The OCTIS cable products are designed to address the need for a multitude of small boxes needed to facilitate deployment of 5G wireless infrastructure as well as many industrial, IoT, and medical applications. The front panel connector pitch of 26mm is well suited for many separate cables in a small space.
Wireless Power for End Users
Another area of fruitful innovation has been the effort to eliminate traditional connectors and cables, replacing them with wireless counterparts. We are all familiar with the power of WiFi to connect many end users quickly and securely to the web, but now developments are underway to wirelessly deliver power to the end user as well, even in public spaces.
Currently there are four different technologies competing to be the wireless charging method for your devices.
Cota Real Wireless Power Platform, invented by Ossio, uses a base station that can deliver up to 1W of power to a device 30 feet away with objects and people in the path. This system uses intelligence to sense any obstacles and to refocus the high-frequency beam to avoid them. This power level is about 1/3 of the level of a direct USB power connection but is fully sufficient to eliminate the need for users to ever plug in. The receiver is small enough to fit in a phone or small tablet. Molex invested in this technology in January of this year.
XE, a Ukrainian startup, is developing a wireless charging technology that uses frequencies below 100MHz to charge mobile-phone-like devices.

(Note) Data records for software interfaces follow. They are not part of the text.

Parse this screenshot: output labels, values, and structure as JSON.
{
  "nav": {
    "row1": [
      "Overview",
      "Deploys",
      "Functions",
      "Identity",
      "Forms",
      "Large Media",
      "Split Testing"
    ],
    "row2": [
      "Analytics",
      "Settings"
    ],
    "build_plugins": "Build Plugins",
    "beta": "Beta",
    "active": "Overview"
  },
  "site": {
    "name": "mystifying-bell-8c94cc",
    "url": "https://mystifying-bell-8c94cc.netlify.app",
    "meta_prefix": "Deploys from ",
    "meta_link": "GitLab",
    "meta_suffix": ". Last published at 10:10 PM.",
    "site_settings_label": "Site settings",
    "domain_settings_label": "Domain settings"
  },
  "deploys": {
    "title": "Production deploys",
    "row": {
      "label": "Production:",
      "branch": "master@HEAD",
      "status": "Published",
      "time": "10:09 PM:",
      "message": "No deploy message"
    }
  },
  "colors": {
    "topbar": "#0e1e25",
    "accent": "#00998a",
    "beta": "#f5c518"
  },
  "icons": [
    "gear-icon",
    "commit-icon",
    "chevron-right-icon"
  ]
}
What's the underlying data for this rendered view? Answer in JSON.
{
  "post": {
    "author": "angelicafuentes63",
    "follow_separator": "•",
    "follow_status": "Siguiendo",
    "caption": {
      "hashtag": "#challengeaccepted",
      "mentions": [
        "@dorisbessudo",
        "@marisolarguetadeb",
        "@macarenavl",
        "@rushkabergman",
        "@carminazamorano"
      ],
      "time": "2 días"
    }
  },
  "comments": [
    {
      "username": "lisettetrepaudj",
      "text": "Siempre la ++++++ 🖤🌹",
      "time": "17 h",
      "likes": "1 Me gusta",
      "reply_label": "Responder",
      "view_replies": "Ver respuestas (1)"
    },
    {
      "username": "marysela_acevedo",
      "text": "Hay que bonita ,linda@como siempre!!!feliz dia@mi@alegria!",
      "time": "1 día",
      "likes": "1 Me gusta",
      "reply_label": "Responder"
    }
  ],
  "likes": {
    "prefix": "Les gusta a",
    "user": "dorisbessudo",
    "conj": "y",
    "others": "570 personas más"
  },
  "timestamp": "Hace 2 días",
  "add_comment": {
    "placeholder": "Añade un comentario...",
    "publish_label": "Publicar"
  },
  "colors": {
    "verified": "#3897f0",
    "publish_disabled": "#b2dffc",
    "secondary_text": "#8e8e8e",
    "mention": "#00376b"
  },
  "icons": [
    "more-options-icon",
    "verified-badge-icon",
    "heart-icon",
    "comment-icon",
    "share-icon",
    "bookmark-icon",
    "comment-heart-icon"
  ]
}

It uses a special case or cradle for the phone, and the transmitter can support multiple devices simultaneously. Ivan Chuba, the founder of XE, likens the power transmission method to that of an old crystal radio. Transmission power is less than 5W, a value said to be safe for people and animals.
Energous has developed a wireless charging technology called WattUp, which received an award for “Best of CES” from Engadget. A transmitter sends energy via an RF signal, similar to WiFi, to a receiver in or attached to a device up to 15 feet from the transmitter. According to Engadget, highly targeted pockets of energy are delivered via multiple miniature antenna arrays and custom control chips in the transmitter. An antenna and custom chip in the receiver captures the energy. This system transmits on demand, as the receiver first asks for power, then the transmitter locks on to deliver the energy to where it is needed. Up to 12 devices can share one transmitter. This system uses the 5.8GHz unlicensed RF spectrum.
uBeam is building a solution that uses ultrasound waves instead of electromagnetic waves to transmit the power because, it says, the ultrasound approach is safer. In principle, it uses many transmitters that configure themselves to focus power on the receiving device. This early-stage development technology does require line-of-sight connection between transmitter and receivers. The founder, Meredith Perry, expects the first product to be a consumer phone case and wall-mounted transmitter.
All of these technologies offer the promise of continuously charging all your devices without separate wall warts and cables for each device. It should be an interesting fight to see which wins. Hopefully one will emerge as clearly superior so that it can be broadly deployed, allowing us to charge at home, in the office, in the car, at coffee shops, and airports. May the best technology win!